In his 2005 paper, Shue goes beyond (1) and (2) and renounces his earlier concession that torture would be justifiable even in a genuine TBS case. His reason is that he now believes that the true TBS is not merely improbable, it is actually impossible. That is because, among the key conditions defining the TBS, are the requirement that it is an exceptional emergency measure and not an institutionalized practice, and the related point that the torturer is a conscientious, reluctant interrogator who uses torture only in the rare cases where all the TBS conditions are met. But a torturer must be competent; he must have training and the opportunity to practice; his training requires teachers, and his equipment must have been acquired in advance. There will be a doctor present, to insure that the subject of interrogation does not die. The torturer is not Jack Bauer but an apparatchik in a torture bureaucracy. A TBS without a torture bureaucracy is impossible.

To try to leave a constrained loophole for the competent “conscientious offender” is in fact to leave an expanding loophole for a bureaucracy of routinized torture, as I misguidedly did in the 1978 article.44 [Note 44: Shue, “Torture in Dreamland,” p. 238.  I offer similar arguments in “Liberalism, Torture, and the Ticking Bomb,” pp. 47-51.]

The “moderate” position on torture represented by (2) is, in Shue’s words, torture in dreamland. “So I now take the most moderate position on torture, the position nearest to
the middle of the road, feasible in the real world: never again.  Never, ever, exactly as
international law indisputably requires”(page 28, my emphasis).

There is much, much more, but this is getting extremely long and my point was to condense the length, not extend it. Much of it deals with deontological ethics in relation to consequentialism. And in my view, I find it very, very difficult to justify a Christian holding to anything other than deontological ethics.


David Luban, “Liberalism, Torture, and the Ticking Bomb,” in Karen J. Greenberg, ed., The Torture Debate in America (Cambridge UP, 2006), pp. 55-68.

Luban, “Torture, American-Style,” Washington Post, Nov. 27, 2005, p. B1, available at

Luban, “Unthinking the Ticking Bomb” (July 1, 2008). Georgetown Law. Georgetown Law Faculty Working Papers.

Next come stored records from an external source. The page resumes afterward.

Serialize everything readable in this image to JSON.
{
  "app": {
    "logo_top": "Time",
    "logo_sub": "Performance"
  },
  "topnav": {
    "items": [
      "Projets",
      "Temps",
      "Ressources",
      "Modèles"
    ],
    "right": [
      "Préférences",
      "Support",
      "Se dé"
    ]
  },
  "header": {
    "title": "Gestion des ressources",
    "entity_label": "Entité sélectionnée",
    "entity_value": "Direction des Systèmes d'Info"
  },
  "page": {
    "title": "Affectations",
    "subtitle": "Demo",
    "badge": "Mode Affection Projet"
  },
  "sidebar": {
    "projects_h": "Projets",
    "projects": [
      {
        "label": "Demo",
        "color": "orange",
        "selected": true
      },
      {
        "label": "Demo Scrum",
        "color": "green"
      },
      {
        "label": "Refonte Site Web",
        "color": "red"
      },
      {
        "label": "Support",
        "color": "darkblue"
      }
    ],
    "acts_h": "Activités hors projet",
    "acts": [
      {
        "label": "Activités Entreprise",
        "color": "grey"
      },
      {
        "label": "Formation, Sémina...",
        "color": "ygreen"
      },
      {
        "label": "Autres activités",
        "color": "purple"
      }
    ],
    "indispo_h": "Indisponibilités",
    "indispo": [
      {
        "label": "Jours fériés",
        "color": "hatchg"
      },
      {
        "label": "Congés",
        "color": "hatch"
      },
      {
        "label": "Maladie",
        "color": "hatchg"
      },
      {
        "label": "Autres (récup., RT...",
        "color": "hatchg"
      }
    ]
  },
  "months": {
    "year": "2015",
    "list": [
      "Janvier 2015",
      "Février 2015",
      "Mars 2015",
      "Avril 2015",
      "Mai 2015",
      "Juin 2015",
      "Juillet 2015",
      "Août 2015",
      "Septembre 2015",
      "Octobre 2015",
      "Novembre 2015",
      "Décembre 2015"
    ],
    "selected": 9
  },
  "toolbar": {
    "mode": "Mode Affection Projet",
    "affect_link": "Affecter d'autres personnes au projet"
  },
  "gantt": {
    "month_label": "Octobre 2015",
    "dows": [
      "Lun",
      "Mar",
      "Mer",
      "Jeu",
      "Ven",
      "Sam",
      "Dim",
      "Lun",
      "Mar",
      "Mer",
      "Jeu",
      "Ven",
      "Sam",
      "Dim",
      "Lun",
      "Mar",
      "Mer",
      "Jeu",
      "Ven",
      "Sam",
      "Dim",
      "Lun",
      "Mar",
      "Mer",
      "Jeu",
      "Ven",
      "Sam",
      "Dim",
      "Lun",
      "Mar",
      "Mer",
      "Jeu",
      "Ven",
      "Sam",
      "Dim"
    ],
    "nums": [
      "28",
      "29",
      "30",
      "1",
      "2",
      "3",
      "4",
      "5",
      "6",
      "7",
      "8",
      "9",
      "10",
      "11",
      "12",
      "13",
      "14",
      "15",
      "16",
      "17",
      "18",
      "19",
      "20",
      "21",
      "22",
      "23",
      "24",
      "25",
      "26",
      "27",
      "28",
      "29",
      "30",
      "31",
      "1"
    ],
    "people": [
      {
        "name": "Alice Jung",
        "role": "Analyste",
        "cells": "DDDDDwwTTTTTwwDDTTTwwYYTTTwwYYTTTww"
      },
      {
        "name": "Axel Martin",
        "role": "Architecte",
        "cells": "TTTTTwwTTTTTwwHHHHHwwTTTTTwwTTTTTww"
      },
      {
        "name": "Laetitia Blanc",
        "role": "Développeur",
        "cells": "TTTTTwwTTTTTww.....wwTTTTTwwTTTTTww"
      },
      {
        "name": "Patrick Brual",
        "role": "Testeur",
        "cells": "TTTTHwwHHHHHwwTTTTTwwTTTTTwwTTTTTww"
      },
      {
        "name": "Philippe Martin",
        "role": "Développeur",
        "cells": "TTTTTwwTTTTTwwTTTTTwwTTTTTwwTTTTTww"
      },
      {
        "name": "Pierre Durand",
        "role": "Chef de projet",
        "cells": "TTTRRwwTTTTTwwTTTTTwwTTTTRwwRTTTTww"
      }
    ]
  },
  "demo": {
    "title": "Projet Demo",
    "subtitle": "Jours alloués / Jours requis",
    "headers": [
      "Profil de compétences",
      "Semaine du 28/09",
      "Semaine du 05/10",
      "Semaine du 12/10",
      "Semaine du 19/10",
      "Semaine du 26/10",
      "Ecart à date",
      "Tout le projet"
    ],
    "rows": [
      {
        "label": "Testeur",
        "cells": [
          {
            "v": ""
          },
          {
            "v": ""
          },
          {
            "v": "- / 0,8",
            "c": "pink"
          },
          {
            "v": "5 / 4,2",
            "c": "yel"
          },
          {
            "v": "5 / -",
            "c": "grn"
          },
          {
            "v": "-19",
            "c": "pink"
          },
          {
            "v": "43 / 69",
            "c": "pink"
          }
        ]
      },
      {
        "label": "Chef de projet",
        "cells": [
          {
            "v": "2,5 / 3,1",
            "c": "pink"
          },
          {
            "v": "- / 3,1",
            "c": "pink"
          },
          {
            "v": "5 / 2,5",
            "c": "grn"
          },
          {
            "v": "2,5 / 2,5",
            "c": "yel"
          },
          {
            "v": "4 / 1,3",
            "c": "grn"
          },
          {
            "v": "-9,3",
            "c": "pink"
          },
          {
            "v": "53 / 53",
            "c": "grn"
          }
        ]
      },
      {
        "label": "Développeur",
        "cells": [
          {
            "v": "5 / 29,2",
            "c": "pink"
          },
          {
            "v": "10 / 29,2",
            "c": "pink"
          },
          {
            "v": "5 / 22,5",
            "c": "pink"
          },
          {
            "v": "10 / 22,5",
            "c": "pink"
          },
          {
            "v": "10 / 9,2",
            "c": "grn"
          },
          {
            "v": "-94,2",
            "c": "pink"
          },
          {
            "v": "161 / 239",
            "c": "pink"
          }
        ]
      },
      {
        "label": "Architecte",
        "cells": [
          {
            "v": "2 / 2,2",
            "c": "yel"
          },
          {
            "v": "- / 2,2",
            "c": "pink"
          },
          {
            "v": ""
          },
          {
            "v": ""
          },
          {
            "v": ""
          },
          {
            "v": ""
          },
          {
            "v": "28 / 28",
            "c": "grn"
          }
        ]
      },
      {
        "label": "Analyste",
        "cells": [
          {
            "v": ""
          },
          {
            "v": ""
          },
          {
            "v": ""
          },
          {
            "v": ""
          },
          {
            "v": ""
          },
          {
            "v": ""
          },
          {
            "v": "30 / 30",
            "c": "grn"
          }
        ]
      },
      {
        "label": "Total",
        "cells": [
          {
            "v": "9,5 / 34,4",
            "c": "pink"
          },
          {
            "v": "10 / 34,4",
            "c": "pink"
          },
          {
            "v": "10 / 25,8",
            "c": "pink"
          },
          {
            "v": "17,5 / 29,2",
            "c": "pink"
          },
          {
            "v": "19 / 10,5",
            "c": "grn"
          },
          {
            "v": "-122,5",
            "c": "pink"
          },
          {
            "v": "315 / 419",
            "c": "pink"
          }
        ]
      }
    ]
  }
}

Paper 68.

Henry Shue, “Torture,” Philosophy & Public Affairs 7 (1978): 124-43.

Shue, “Torture in Dreamland: Disposing of the Ticking Bomb,” Case Western Reserve
Journal of International Law 37
(2006): 231-39.